> _TASK_: If a line of the data below holds the string "JSON", copy it.
::::::::
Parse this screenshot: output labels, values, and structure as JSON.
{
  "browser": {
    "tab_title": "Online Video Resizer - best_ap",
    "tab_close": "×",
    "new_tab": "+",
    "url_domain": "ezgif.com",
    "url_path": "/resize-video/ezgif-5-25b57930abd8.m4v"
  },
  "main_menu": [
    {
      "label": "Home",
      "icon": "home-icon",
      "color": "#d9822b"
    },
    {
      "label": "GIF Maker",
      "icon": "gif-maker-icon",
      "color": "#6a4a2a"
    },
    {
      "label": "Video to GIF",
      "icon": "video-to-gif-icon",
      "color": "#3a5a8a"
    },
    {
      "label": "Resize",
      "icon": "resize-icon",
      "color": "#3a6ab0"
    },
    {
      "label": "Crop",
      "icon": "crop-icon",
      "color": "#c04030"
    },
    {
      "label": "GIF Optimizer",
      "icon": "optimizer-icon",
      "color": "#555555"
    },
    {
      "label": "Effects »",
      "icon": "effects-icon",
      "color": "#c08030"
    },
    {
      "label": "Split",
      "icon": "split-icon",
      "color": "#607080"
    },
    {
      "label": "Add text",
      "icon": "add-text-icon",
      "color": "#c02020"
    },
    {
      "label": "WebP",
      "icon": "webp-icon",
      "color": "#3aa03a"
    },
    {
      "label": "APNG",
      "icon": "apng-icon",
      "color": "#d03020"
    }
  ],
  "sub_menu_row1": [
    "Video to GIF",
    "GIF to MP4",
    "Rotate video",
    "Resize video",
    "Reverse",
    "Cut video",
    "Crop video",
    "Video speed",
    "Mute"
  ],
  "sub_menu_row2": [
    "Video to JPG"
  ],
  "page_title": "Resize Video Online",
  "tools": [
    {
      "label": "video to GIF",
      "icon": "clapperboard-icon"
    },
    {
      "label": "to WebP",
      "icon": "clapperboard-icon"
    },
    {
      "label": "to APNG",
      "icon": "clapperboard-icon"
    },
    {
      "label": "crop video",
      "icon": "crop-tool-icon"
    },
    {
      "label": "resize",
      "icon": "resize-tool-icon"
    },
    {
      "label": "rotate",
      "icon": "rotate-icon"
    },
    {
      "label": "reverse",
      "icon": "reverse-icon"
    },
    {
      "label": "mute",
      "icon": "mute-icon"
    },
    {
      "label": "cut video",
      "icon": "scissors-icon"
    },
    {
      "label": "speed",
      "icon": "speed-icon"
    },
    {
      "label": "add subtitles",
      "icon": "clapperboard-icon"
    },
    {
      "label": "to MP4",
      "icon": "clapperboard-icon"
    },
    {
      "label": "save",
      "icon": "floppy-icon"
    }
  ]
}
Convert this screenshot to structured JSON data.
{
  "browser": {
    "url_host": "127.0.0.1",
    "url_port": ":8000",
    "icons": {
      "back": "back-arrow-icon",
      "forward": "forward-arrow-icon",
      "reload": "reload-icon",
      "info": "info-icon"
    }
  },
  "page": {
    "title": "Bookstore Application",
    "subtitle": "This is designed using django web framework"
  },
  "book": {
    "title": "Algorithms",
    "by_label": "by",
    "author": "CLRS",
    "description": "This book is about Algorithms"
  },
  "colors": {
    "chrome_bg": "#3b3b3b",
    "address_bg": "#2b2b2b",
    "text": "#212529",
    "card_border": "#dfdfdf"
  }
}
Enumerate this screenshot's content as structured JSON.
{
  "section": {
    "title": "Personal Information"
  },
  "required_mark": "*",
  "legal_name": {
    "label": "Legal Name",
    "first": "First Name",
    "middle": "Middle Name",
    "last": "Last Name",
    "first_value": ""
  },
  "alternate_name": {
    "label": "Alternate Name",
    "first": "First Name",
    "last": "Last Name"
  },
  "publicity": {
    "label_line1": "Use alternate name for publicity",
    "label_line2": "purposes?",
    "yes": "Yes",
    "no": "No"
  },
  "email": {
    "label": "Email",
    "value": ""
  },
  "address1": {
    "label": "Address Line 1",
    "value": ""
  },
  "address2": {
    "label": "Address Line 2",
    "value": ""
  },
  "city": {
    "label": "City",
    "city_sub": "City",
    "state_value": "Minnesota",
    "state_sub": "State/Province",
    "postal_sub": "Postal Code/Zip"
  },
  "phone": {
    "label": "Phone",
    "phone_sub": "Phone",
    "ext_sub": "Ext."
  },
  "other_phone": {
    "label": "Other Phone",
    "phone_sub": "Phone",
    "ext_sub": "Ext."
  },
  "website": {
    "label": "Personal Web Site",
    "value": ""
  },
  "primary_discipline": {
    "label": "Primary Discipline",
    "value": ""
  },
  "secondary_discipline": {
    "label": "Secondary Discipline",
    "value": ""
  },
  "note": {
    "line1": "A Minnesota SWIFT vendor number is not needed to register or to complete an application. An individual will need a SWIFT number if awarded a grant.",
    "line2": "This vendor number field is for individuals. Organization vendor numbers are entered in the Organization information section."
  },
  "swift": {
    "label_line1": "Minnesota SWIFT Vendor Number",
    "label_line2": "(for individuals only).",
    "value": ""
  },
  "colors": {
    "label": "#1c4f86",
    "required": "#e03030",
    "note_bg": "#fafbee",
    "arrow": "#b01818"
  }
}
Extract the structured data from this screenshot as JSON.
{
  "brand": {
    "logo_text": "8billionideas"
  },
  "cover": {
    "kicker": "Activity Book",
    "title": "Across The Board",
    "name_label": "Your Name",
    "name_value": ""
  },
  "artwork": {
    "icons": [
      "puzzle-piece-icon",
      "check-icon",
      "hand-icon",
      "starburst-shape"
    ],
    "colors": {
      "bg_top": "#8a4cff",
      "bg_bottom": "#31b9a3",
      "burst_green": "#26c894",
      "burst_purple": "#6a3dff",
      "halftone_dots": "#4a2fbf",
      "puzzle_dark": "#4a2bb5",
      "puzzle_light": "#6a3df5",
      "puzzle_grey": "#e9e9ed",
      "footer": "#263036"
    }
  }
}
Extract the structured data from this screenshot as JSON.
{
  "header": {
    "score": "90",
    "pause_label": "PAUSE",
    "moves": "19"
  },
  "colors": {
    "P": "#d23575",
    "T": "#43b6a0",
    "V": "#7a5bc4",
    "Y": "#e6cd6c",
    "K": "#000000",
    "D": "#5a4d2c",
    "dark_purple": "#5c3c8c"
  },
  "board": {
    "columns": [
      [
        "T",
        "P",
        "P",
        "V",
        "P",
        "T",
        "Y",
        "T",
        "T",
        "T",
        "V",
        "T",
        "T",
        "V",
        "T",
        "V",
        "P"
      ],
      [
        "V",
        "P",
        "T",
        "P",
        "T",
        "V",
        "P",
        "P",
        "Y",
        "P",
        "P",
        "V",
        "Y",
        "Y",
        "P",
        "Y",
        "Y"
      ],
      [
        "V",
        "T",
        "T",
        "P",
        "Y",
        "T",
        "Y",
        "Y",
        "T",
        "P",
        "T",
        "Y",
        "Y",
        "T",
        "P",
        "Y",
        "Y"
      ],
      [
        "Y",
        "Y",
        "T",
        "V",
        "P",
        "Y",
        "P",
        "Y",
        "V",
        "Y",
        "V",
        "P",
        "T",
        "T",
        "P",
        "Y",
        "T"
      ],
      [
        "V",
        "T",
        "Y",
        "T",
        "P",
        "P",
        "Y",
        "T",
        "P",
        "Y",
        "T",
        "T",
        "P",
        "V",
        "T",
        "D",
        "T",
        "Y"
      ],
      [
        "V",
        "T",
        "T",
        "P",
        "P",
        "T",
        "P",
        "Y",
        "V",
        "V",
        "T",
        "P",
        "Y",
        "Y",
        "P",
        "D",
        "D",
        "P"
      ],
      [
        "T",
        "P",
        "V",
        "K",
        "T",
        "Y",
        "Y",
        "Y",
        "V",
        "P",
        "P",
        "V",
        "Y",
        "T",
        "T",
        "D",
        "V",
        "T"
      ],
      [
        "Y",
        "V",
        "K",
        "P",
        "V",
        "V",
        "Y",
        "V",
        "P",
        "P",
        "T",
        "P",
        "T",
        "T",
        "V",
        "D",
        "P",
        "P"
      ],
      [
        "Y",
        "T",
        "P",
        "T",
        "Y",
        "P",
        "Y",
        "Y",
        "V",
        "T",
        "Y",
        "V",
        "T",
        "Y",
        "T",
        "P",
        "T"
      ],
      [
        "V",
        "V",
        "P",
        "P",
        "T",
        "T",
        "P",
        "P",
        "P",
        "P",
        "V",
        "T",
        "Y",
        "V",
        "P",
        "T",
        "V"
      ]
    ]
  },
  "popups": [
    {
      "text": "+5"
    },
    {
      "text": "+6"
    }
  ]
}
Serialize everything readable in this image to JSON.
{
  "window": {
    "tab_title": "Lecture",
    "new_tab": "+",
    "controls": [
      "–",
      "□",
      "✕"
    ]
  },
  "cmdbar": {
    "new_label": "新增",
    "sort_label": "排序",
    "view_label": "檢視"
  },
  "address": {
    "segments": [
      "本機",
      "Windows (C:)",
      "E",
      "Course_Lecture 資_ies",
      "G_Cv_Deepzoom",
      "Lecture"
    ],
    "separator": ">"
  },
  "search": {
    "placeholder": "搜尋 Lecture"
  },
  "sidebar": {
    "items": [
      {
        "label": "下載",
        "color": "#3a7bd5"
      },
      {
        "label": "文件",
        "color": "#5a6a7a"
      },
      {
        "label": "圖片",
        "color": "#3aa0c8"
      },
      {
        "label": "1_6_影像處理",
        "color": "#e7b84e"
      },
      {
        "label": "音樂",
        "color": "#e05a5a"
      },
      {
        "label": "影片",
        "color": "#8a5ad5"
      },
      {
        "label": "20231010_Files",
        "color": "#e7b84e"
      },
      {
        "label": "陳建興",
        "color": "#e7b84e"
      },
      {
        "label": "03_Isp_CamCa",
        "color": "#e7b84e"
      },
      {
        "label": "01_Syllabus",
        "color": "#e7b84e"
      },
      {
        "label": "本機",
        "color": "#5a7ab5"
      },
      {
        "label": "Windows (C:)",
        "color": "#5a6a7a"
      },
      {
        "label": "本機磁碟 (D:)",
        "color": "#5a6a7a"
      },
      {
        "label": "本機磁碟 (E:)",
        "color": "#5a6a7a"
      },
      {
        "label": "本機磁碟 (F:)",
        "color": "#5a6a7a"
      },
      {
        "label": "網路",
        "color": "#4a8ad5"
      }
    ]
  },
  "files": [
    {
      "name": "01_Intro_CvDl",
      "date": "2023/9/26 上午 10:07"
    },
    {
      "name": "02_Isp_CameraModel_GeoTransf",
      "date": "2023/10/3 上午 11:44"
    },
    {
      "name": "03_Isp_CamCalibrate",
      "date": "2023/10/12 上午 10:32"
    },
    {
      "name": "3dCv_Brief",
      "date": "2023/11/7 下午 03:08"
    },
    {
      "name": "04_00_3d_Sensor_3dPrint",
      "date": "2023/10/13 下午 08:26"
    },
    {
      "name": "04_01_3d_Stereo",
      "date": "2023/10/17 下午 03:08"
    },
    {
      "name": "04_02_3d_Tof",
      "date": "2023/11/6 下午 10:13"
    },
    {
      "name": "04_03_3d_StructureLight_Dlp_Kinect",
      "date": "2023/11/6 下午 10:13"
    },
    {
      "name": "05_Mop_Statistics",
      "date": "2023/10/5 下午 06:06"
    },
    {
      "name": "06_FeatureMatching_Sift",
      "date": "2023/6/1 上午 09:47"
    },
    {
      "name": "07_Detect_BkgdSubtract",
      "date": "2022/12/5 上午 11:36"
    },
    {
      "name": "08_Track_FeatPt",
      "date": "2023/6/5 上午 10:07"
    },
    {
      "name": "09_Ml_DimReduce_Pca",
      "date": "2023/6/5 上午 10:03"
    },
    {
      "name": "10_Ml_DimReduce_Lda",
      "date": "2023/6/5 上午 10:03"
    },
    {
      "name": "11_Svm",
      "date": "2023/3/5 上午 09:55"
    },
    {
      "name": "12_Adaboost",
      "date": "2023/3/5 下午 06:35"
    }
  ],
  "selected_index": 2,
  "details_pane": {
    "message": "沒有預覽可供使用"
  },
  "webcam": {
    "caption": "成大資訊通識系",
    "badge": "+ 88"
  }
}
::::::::
> _ANSWER FOR THIS EXERCISE_:
Parse this screenshot: output labels, values, and structure as JSON.
Convert this screenshot to structured JSON data.
Enumerate this screenshot's content as structured JSON.
Extract the structured data from this screenshot as JSON.
Extract the structured data from this screenshot as JSON.
Serialize everything readable in this image to JSON.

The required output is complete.